WORK TASK: Search the records below for the word "SMAVG", then return every line where it appears.

-------- DATA LISTING

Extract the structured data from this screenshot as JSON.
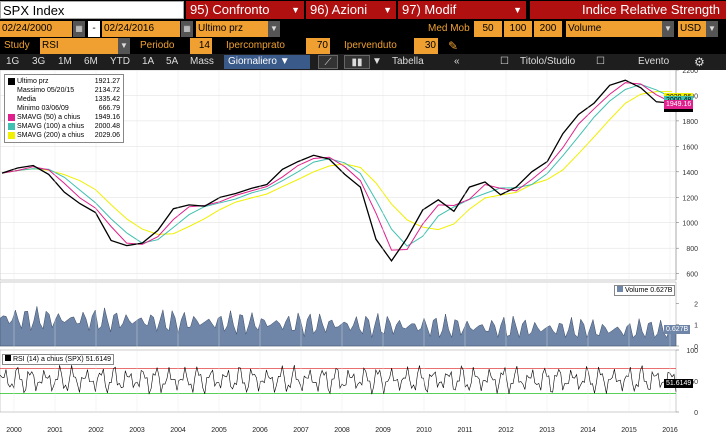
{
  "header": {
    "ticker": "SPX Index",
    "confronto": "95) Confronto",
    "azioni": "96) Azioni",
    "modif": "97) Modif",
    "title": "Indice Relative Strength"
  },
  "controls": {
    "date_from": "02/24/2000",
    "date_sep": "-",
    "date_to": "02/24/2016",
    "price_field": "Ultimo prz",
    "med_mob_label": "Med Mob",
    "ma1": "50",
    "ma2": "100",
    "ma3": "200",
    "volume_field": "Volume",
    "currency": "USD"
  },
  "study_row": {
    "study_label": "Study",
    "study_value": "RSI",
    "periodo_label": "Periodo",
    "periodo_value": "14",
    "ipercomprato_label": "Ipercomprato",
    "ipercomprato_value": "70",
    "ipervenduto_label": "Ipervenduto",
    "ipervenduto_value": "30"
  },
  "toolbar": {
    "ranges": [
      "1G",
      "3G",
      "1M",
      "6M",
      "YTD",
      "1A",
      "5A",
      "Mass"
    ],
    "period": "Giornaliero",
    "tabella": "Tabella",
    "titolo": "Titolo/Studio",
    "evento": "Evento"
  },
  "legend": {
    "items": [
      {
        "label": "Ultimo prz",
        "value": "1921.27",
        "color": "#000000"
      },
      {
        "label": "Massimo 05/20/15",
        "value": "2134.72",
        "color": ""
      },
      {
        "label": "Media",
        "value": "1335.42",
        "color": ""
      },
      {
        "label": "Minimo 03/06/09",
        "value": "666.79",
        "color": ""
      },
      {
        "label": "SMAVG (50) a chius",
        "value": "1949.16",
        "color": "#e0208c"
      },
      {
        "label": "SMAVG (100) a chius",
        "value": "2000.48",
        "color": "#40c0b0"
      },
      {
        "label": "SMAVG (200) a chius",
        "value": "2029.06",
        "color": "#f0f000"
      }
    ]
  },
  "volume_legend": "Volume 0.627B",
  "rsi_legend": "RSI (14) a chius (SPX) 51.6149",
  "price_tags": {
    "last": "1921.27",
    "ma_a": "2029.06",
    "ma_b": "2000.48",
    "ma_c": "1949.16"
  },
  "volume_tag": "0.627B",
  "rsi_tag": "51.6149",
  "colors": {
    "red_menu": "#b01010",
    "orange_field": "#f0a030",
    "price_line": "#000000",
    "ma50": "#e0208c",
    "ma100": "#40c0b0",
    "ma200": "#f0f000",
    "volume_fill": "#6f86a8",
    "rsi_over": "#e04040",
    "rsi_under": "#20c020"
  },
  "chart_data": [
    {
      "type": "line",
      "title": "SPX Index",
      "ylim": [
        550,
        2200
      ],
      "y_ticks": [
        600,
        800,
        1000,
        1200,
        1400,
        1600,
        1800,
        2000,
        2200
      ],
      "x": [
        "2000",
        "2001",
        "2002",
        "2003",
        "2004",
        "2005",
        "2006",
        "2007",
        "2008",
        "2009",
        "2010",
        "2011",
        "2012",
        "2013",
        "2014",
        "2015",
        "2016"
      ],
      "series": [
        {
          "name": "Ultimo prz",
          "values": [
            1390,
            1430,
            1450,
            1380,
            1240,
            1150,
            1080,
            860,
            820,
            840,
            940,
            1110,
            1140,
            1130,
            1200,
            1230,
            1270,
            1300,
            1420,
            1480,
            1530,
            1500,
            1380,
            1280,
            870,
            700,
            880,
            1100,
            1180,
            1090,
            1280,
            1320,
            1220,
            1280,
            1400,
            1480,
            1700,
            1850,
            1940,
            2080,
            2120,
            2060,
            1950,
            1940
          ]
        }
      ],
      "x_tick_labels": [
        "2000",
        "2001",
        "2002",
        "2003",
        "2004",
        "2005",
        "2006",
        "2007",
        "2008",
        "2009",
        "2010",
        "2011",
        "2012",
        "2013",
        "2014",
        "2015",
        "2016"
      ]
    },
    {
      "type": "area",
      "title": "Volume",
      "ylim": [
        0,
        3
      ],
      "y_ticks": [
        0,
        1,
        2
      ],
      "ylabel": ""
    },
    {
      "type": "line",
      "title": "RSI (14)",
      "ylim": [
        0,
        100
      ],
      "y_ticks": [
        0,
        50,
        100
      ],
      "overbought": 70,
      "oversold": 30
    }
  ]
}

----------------

REPLY TO THE TASK:
        "label": "SMAVG (50) a chius",
        "label": "SMAVG (100) a chius",
        "label": "SMAVG (200) a chius",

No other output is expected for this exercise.